====== Given data ======

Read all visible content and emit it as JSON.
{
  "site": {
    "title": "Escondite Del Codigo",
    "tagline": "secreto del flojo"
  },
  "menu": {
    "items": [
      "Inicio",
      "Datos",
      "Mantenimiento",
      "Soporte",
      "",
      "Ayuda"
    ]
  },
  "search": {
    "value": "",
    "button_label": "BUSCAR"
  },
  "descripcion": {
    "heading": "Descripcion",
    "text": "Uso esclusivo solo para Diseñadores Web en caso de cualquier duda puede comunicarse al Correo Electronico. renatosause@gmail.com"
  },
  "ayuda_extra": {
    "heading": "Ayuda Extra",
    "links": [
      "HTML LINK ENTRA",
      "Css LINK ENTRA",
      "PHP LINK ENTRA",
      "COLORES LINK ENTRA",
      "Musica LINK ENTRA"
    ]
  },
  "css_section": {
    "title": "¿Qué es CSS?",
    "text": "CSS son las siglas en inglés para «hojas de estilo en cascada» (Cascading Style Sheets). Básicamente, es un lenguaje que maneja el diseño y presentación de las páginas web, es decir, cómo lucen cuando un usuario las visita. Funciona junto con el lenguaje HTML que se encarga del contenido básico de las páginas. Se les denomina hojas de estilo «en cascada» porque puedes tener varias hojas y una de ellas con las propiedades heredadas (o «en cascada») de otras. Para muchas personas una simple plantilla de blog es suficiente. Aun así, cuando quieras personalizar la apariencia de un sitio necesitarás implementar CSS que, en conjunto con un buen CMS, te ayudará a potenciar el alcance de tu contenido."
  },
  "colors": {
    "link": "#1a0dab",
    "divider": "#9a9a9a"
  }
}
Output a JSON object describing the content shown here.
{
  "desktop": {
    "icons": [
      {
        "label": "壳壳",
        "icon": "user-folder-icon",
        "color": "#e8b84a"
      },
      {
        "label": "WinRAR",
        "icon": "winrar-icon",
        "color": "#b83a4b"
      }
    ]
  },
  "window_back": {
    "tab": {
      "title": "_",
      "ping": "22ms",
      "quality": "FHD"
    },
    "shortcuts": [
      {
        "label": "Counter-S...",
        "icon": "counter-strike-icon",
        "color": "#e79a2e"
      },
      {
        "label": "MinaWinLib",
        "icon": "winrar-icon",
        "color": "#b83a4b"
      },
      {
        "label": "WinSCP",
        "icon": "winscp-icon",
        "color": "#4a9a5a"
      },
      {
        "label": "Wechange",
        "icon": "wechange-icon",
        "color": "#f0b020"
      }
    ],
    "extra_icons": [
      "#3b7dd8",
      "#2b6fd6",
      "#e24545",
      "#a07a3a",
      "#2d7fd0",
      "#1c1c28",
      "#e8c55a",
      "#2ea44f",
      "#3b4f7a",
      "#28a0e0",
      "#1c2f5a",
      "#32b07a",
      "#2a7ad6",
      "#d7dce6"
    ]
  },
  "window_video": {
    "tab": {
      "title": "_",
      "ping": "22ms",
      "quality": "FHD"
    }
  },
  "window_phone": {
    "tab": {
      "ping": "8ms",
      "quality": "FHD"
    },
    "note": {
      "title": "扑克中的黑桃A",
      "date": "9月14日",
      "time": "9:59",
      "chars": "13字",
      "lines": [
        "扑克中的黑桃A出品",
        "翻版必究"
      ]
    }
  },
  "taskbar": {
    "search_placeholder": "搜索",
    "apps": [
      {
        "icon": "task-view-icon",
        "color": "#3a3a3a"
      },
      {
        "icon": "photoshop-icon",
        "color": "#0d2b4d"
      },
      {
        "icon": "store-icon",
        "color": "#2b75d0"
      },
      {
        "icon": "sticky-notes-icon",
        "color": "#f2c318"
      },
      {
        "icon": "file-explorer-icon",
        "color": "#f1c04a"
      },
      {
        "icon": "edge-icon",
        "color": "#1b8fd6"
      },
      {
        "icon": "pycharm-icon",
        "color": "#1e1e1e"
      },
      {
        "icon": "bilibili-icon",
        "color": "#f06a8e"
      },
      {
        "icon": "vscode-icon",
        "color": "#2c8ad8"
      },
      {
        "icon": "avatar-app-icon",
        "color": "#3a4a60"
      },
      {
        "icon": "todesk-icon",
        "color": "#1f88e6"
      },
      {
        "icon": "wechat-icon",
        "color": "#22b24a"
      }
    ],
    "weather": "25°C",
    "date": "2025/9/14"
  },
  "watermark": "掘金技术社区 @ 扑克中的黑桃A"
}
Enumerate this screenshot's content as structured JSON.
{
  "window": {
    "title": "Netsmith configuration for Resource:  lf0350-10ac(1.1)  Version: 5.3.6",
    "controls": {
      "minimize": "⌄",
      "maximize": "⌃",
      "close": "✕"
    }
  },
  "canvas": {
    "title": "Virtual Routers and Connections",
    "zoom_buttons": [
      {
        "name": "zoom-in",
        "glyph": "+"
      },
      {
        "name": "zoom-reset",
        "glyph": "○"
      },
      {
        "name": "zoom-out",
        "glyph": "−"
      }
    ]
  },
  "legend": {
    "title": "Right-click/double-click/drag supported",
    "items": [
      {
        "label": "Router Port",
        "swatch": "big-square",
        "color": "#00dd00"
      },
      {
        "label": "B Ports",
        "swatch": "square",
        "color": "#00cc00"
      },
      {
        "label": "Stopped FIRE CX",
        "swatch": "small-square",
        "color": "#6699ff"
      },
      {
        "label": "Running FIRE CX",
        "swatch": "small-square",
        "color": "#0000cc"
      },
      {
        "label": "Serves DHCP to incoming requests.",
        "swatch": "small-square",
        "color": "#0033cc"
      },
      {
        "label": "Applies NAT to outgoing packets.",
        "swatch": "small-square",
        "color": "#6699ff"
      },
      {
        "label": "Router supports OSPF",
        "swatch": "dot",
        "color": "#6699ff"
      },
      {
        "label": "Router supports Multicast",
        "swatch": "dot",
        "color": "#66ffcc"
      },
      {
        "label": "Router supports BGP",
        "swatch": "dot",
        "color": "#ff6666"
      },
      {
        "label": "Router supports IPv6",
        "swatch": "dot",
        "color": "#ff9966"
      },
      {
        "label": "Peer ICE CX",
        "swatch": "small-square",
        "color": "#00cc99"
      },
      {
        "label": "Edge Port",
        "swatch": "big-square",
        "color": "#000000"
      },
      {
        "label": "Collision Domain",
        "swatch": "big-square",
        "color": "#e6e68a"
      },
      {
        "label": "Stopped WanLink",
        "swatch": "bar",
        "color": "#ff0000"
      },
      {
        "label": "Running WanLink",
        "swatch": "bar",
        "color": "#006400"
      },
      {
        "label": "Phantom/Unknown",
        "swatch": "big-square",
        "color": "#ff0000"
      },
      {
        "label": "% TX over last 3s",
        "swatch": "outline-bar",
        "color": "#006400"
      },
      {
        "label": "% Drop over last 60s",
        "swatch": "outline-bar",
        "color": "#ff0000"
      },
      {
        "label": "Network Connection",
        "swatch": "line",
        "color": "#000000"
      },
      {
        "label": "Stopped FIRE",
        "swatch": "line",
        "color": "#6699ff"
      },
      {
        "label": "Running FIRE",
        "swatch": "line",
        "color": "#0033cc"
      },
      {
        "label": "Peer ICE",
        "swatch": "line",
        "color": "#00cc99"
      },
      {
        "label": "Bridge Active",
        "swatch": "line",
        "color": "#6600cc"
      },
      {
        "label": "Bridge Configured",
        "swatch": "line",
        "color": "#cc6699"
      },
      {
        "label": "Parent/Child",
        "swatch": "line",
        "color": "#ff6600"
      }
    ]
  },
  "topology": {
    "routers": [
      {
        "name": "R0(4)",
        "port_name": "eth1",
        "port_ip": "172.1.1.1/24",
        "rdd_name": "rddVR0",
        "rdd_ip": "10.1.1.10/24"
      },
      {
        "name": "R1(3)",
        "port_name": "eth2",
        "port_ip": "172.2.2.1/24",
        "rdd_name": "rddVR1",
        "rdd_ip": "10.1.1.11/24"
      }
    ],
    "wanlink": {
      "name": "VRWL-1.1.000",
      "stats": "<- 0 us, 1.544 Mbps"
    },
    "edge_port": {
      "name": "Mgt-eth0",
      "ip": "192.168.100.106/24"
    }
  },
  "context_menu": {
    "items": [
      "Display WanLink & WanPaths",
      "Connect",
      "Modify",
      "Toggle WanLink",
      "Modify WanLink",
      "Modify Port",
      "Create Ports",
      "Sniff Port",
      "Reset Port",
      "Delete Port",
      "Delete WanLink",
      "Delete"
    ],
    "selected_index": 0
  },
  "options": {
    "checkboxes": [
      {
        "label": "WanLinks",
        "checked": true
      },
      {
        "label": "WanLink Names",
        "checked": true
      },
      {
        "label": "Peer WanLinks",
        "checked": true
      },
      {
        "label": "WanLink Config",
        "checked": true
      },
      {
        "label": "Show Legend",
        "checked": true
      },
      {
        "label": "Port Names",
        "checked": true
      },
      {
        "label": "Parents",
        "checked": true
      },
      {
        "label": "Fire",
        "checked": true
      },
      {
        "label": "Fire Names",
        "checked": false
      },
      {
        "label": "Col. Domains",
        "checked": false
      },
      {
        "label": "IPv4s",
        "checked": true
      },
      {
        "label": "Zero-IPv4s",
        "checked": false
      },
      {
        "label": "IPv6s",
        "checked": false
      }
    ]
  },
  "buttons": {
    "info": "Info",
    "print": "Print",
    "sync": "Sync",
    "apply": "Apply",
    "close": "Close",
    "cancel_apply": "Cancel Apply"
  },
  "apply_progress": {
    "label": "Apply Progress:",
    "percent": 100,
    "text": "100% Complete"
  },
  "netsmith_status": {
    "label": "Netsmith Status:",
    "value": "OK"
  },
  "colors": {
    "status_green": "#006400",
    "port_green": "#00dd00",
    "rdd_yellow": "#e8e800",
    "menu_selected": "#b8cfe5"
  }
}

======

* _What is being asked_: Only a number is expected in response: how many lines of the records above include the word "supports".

* _Solution to the exercise_: 4